Of course we didn't do it alone, and I have worked with some of the best talents in the industry on this project. I'd be proud to put the miniatures along side those from any other company - no matter how big that company is. The art and design are similarly top-rate.

The person that deserves the most credit is the game designer, and all round creative genius - Rob Baxter. Without Rob, there would be no game, and the Sedition Wars universe would be a poorer place. It's thanks to him the game is fun and exciting, and the storyline compelling and evocative.

Why Kickstarter?

So if the game is pretty much done - why do we need help? Well, we've aimed pretty high with this product. If you look at the miniatures, they're not the usual flat, two dimensional sculpts you generally see in board games - they're animated and highly detailed - just as good as you'll get in any 'real' miniatures game. But that comes at a price - as do the rest of the components - die cut counters, large game boards, full colour 60 page rules and scenario book - they are all very expensive to produce.
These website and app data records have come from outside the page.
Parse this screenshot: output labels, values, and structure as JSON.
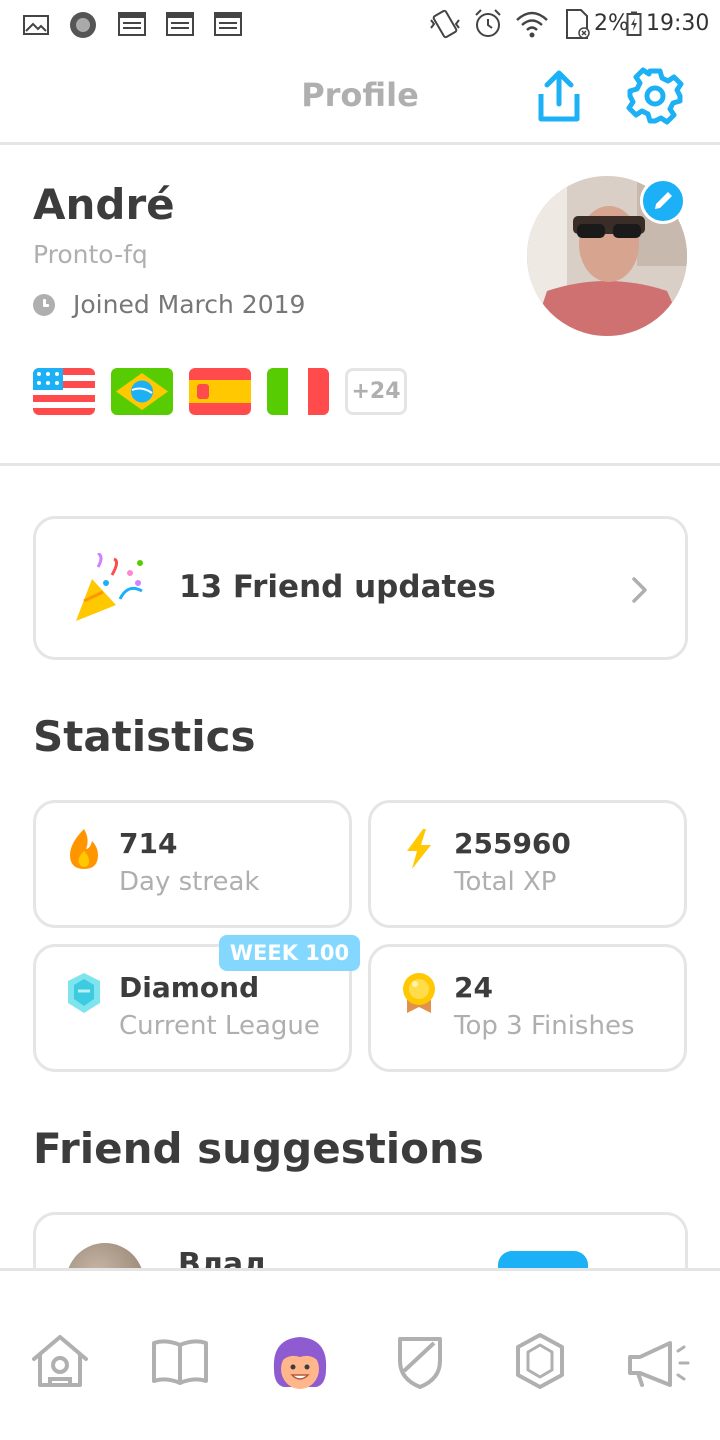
{
  "status_bar": {
    "battery": "2%",
    "time": "19:30"
  },
  "header": {
    "title": "Profile"
  },
  "profile": {
    "name": "André",
    "username": "Pronto-fq",
    "joined": "Joined March 2019",
    "languages": [
      "USA",
      "Brazil",
      "Spain",
      "Italy"
    ],
    "more_languages": "+24"
  },
  "friend_updates": {
    "label": "13 Friend updates"
  },
  "statistics": {
    "title": "Statistics",
    "items": [
      {
        "value": "714",
        "label": "Day streak",
        "icon": "flame-icon"
      },
      {
        "value": "255960",
        "label": "Total XP",
        "icon": "lightning-icon"
      },
      {
        "value": "Diamond",
        "label": "Current League",
        "icon": "diamond-league-icon",
        "badge": "WEEK 100"
      },
      {
        "value": "24",
        "label": "Top 3 Finishes",
        "icon": "medal-icon"
      }
    ]
  },
  "friend_suggestions": {
    "title": "Friend suggestions",
    "items": [
      {
        "name": "Влад"
      }
    ]
  },
  "bottom_nav": [
    "learn",
    "stories",
    "profile",
    "leagues",
    "shop",
    "news"
  ],
  "colors": {
    "accent": "#1cb0f6",
    "border": "#e5e5e5",
    "muted": "#afafaf",
    "text": "#3c3c3c"
  }
}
Launching a Kickstarter for this game helps us take those last steps to make the game as good as it deserves to be. Without it we would have to make cuts - fewer miniatures in the box, less variations in sculpts, shorter rule book - things we really don't want to have to do. We have the know-how and talents to make this a fantastic product, and be able to go toe-to-toe with the big guys in the industry - but we need a a little help.
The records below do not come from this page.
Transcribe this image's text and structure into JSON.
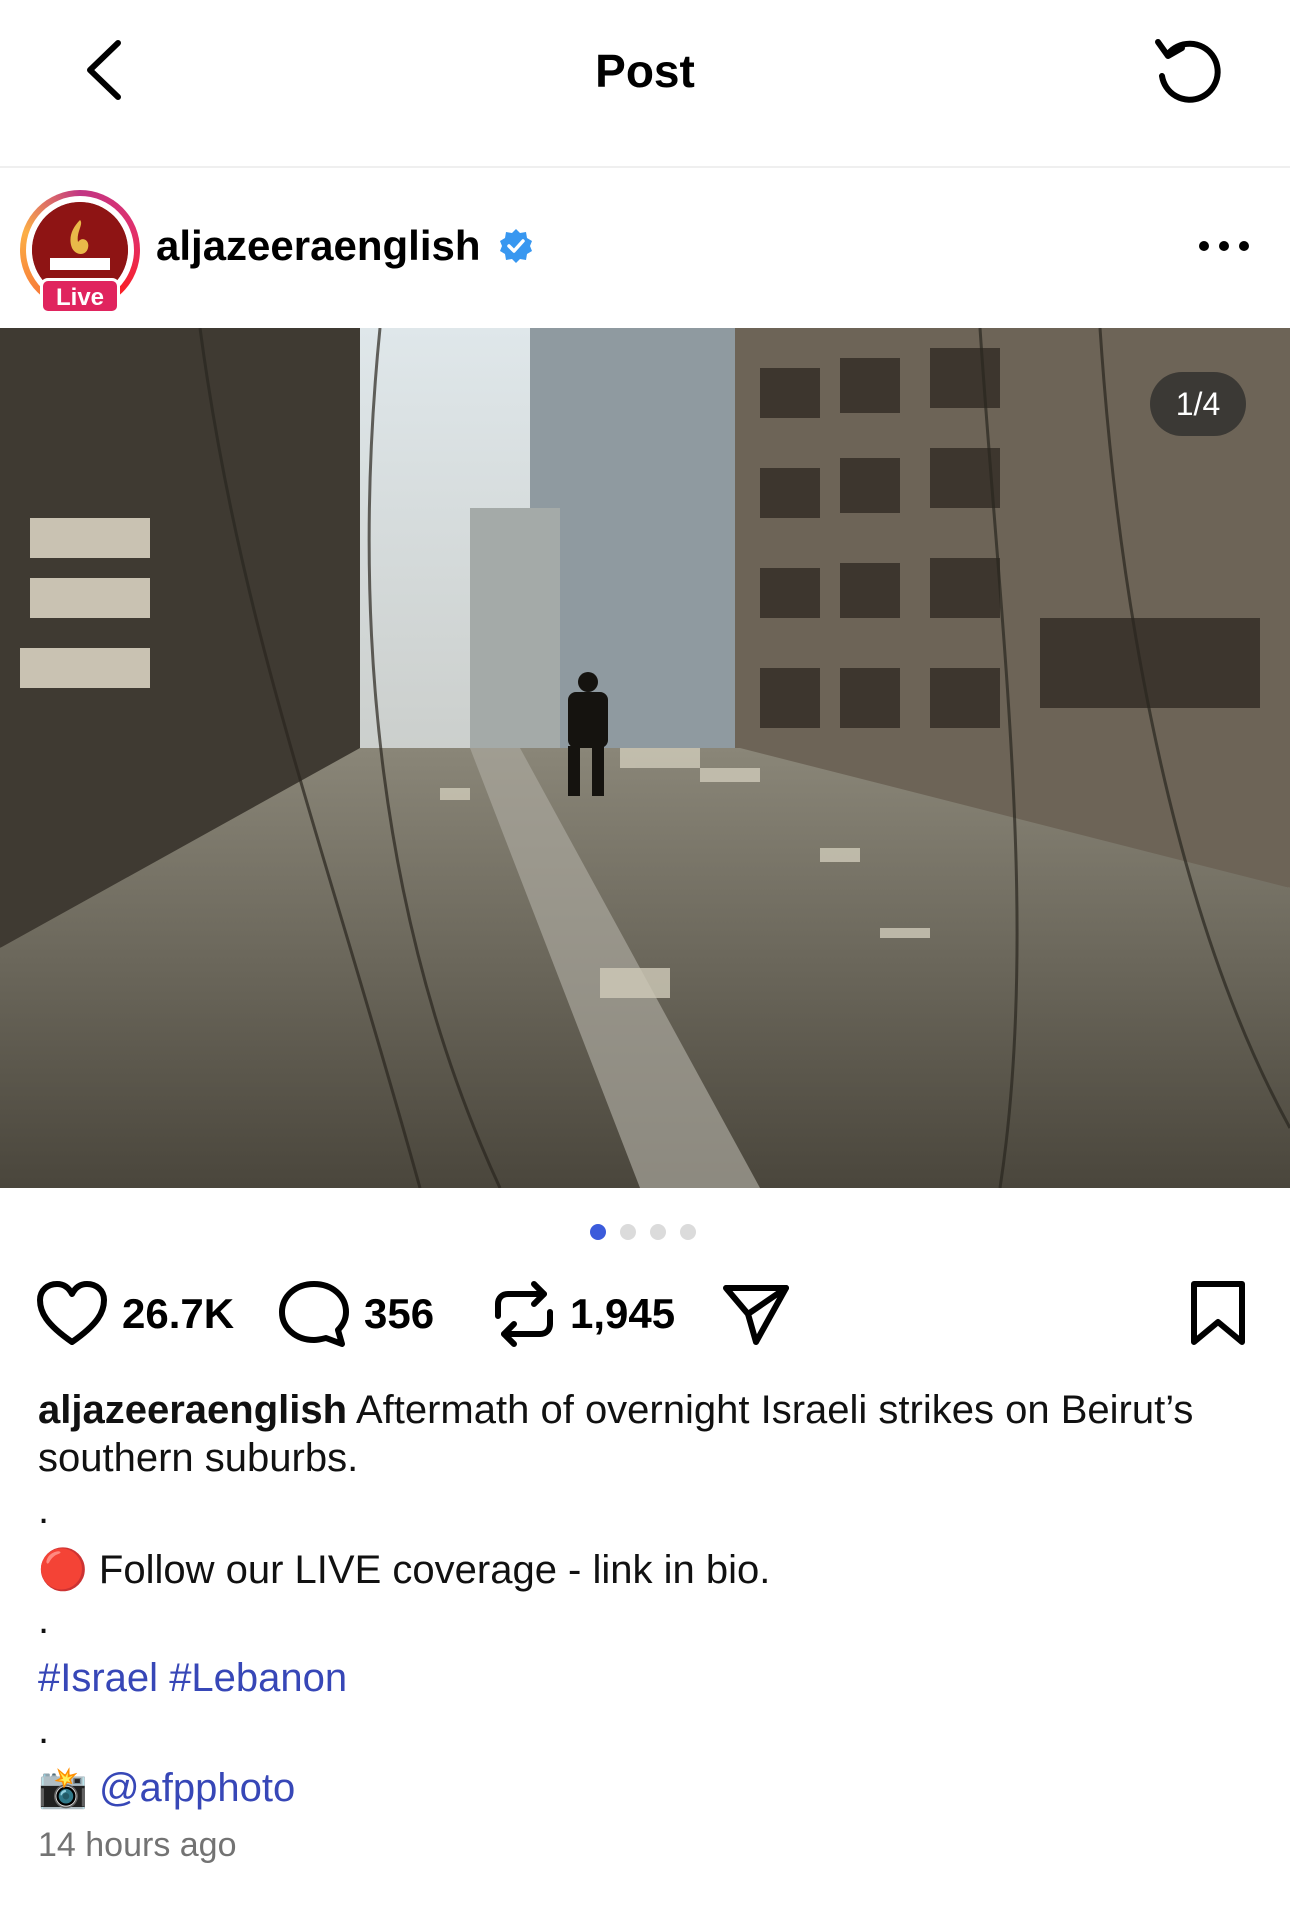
{
  "header": {
    "title": "Post"
  },
  "post": {
    "username": "aljazeeraenglish",
    "avatar_text": "ALJAZEERA",
    "live_label": "Live",
    "image_counter": "1/4",
    "carousel": {
      "count": 4,
      "active_index": 0
    },
    "likes": "26.7K",
    "comments": "356",
    "reposts": "1,945",
    "caption": {
      "user": "aljazeeraenglish",
      "text": " Aftermath of overnight Israeli strikes on Beirut’s southern suburbs.",
      "sep1": ".",
      "live_emoji": "🔴",
      "live_text": " Follow our LIVE coverage - link in bio.",
      "sep2": ".",
      "hashtags": [
        "#Israel",
        "#Lebanon"
      ],
      "sep3": ".",
      "camera_emoji": "📸",
      "photo_credit": "@afpphoto"
    },
    "timestamp": "14 hours ago"
  },
  "colors": {
    "link": "#3747b7",
    "live_badge": "#e0245e",
    "verified": "#3897f0",
    "dot_active": "#3b5bdb"
  }
}
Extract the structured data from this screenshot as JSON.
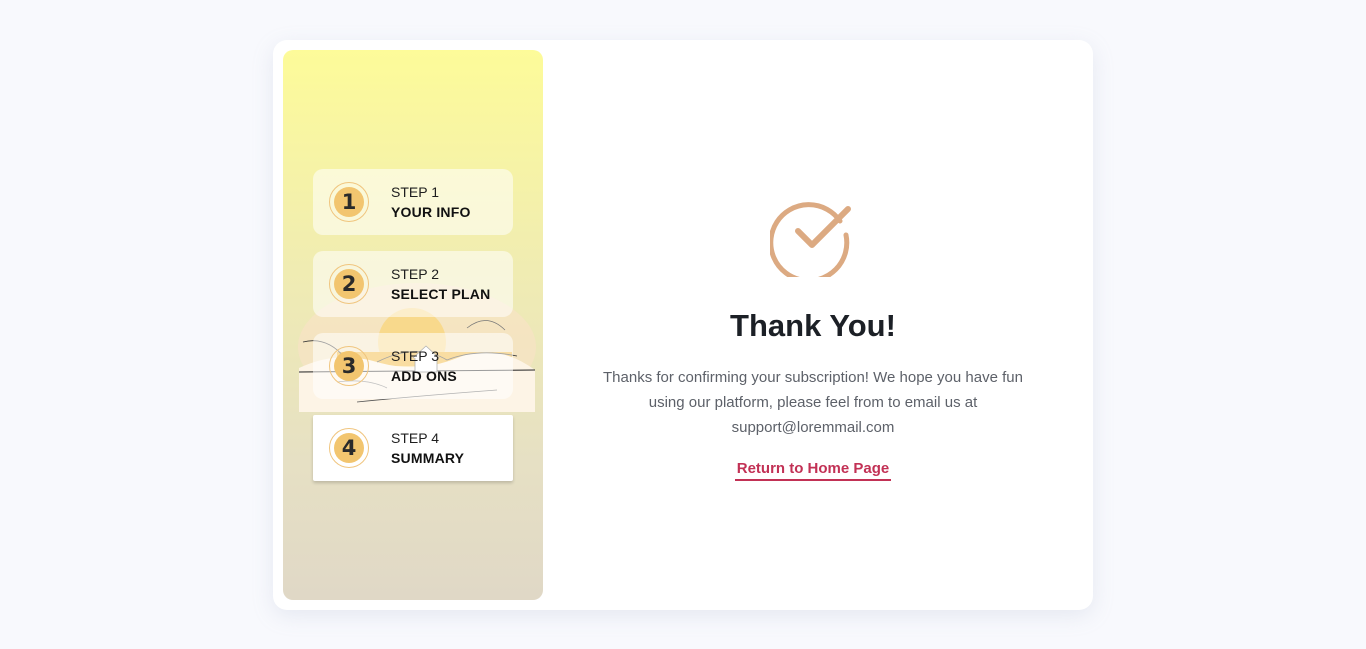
{
  "sidebar": {
    "steps": [
      {
        "number": "1",
        "step_label": "STEP 1",
        "title": "YOUR INFO",
        "active": false
      },
      {
        "number": "2",
        "step_label": "STEP 2",
        "title": "SELECT PLAN",
        "active": false
      },
      {
        "number": "3",
        "step_label": "STEP 3",
        "title": "ADD ONS",
        "active": false
      },
      {
        "number": "4",
        "step_label": "STEP 4",
        "title": "SUMMARY",
        "active": true
      }
    ],
    "illustration": "sunset-landscape-illustration"
  },
  "main": {
    "icon": "check-circle-icon",
    "title": "Thank You!",
    "message": "Thanks for confirming your subscription! We hope you have fun using our platform, please feel from to email us at support@loremmail.com",
    "link_label": "Return to Home Page"
  },
  "colors": {
    "accent": "#c23155",
    "badge": "#f2c56f",
    "check": "#dcaa82",
    "title": "#1c2026"
  }
}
Support us!

So we're asking everyone to support the Kickstarter campaign and spread the word to anyone who might be interested, we need to get the word out there!

I'll be publishing more material on this blog in the coming weeks - miniatures, fiction, art, sneak peeks at the rule book - so keep coming back.

The Kickstarter page is live now - please take a look.



Friday 11 May 2012

Tentacles of Death!

New release time! This is the miniature we previewed at Salute (in very limited quantities), and is finally now ready for a proper release. We've wanted to do more 50s style pulp sci-fi miniatures since Beauty and the Bot, and this is the first. It's pretty obvious where the inspiration for this character came from - but I think the rendering is brilliant. Another stunning combination of concept and sculpt from Roberto Cirillo and Yannick Hennebo - both really nailed the look and feel we wanted from this piece.

I had hoped I could announce the Sedition Wars game was finished right about now, but it's not - quite... Very close though. It seems that that last 10% of any project contains the majority of the effort (and stress). We will have some announcements on the game in the next couple of weeks though - so stay tuned!

In not so great news, we have had to raise our postage rates. We have kept them the same for the last couple of years, despite Royal Mail raising them - but this time they put the prices up over 30%, so we have to raise the flat rate shipping charge.

News on Battle for Alabaster soon!